Honest, good, true, slow-cooked HEARTY food - spiced beautifully without being overwhelming, served generously and with heart. She also prepared the brightest, freshest green salad (Timatim Selata) I've ever seen in this city (our salads are sometimes on the grayish side, sadly enough) with fresh squeezed lime, olive oil and her own special blend of tossed secret seasonings. My only fear about this place is that no one will patronize it and it will soon close.

Great place for vegetarians and anyone willing to venture way off-off-off strip or those visiting who are staying with family and want to avoid the usual fast food fiasco.

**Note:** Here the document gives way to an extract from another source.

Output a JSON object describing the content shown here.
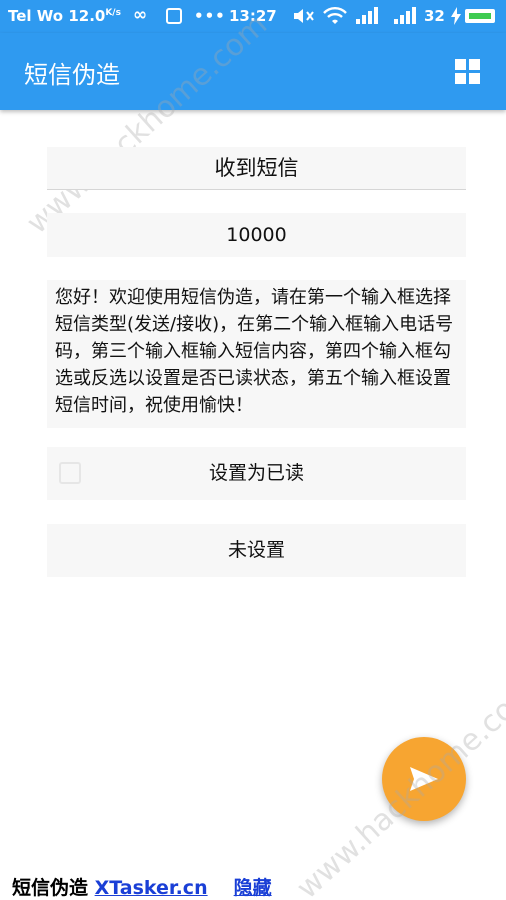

I appreciate this woman, cooking her food without compromise in a small kitchen without any care as to whether you can interpret her scribbled menu on the message board. She did not bother to elaborate each dish on the menu. Everything is written without translation and without a clue as to what it is. She figures if you're there, you know what to get and if you don't know what to get, you'll simply have to trust you're in good hands. Her slogan is "tasting is believing". This is real food for unreal times and I, for one, believe.

-Poly

Dallol Ethiopian Food (no website, of course and I'm honestly surprised there's a phone)
6475 W Charleston Blvd
Las Vegas, NV 89146
(702) 870-4471

Oct 23, 2007
arcosdesign in Southwest

Hangtown Fry in Las Vegas?

Will any of the oyster places at the casinos (or elsewhere in Las Vegas) make Hangtown Fry? Has anyone ever asked for it while in Las Vegas?

Oct 19, 2007
arcosdesign in Southwest